### Information ###

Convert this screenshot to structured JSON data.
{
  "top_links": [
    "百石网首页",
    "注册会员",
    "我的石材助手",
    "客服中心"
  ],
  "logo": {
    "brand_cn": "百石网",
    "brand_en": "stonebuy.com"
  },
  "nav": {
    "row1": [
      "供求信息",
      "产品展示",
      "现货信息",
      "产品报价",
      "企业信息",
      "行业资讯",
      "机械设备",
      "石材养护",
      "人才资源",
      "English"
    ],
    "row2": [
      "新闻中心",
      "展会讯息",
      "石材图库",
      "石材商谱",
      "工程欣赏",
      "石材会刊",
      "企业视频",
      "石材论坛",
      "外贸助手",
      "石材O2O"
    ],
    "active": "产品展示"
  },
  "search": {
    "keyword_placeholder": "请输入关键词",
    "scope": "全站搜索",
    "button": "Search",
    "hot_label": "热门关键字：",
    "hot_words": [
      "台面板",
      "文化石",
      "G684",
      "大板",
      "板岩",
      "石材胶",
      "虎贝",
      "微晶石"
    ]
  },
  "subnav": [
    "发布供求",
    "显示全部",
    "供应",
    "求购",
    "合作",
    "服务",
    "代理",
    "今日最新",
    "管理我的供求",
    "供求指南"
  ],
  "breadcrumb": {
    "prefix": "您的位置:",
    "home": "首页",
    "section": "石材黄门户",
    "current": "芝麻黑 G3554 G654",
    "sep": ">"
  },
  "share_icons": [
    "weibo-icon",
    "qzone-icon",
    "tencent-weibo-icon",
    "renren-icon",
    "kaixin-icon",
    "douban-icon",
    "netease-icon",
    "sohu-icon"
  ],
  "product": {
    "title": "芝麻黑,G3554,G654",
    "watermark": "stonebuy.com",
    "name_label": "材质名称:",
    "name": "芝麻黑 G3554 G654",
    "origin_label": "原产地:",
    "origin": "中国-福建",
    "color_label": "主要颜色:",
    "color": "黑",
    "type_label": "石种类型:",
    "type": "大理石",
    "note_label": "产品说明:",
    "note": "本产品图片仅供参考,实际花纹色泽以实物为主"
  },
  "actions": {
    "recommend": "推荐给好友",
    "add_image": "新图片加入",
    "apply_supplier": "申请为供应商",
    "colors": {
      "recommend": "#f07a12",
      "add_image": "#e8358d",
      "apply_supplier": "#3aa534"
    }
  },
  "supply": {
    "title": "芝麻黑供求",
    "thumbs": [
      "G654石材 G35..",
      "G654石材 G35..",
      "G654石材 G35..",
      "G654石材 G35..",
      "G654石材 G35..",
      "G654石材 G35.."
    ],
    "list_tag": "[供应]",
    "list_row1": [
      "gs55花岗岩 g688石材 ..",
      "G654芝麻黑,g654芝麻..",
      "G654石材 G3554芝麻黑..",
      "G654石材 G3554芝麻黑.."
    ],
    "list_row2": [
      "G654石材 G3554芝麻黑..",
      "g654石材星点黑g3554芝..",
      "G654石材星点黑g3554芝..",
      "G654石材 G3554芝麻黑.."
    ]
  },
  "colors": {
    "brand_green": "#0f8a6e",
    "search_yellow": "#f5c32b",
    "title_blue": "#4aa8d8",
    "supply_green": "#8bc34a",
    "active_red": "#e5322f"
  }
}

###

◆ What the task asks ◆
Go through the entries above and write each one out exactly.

◆ Answer to the exercise ◆
Convert this screenshot to structured JSON data.
{
  "top_links": [
    "百石网首页",
    "注册会员",
    "我的石材助手",
    "客服中心"
  ],
  "logo": {
    "brand_cn": "百石网",
    "brand_en": "stonebuy.com"
  },
  "nav": {
    "row1": [
      "供求信息",
      "产品展示",
      "现货信息",
      "产品报价",
      "企业信息",
      "行业资讯",
      "机械设备",
      "石材养护",
      "人才资源",
      "English"
    ],
    "row2": [
      "新闻中心",
      "展会讯息",
      "石材图库",
      "石材商谱",
      "工程欣赏",
      "石材会刊",
      "企业视频",
      "石材论坛",
      "外贸助手",
      "石材O2O"
    ],
    "active": "产品展示"
  },
  "search": {
    "keyword_placeholder": "请输入关键词",
    "scope": "全站搜索",
    "button": "Search",
    "hot_label": "热门关键字：",
    "hot_words": [
      "台面板",
      "文化石",
      "G684",
      "大板",
      "板岩",
      "石材胶",
      "虎贝",
      "微晶石"
    ]
  },
  "subnav": [
    "发布供求",
    "显示全部",
    "供应",
    "求购",
    "合作",
    "服务",
    "代理",
    "今日最新",
    "管理我的供求",
    "供求指南"
  ],
  "breadcrumb": {
    "prefix": "您的位置:",
    "home": "首页",
    "section": "石材黄门户",
    "current": "芝麻黑 G3554 G654",
    "sep": ">"
  },
  "share_icons": [
    "weibo-icon",
    "qzone-icon",
    "tencent-weibo-icon",
    "renren-icon",
    "kaixin-icon",
    "douban-icon",
    "netease-icon",
    "sohu-icon"
  ],
  "product": {
    "title": "芝麻黑,G3554,G654",
    "watermark": "stonebuy.com",
    "name_label": "材质名称:",
    "name": "芝麻黑 G3554 G654",
    "origin_label": "原产地:",
    "origin": "中国-福建",
    "color_label": "主要颜色:",
    "color": "黑",
    "type_label": "石种类型:",
    "type": "大理石",
    "note_label": "产品说明:",
    "note": "本产品图片仅供参考,实际花纹色泽以实物为主"
  },
  "actions": {
    "recommend": "推荐给好友",
    "add_image": "新图片加入",
    "apply_supplier": "申请为供应商",
    "colors": {
      "recommend": "#f07a12",
      "add_image": "#e8358d",
      "apply_supplier": "#3aa534"
    }
  },
  "supply": {
    "title": "芝麻黑供求",
    "thumbs": [
      "G654石材 G35..",
      "G654石材 G35..",
      "G654石材 G35..",
      "G654石材 G35..",
      "G654石材 G35..",
      "G654石材 G35.."
    ],
    "list_tag": "[供应]",
    "list_row1": [
      "gs55花岗岩 g688石材 ..",
      "G654芝麻黑,g654芝麻..",
      "G654石材 G3554芝麻黑..",
      "G654石材 G3554芝麻黑.."
    ],
    "list_row2": [
      "G654石材 G3554芝麻黑..",
      "g654石材星点黑g3554芝..",
      "G654石材星点黑g3554芝..",
      "G654石材 G3554芝麻黑.."
    ]
  },
  "colors": {
    "brand_green": "#0f8a6e",
    "search_yellow": "#f5c32b",
    "title_blue": "#4aa8d8",
    "supply_green": "#8bc34a",
    "active_red": "#e5322f"
  }
}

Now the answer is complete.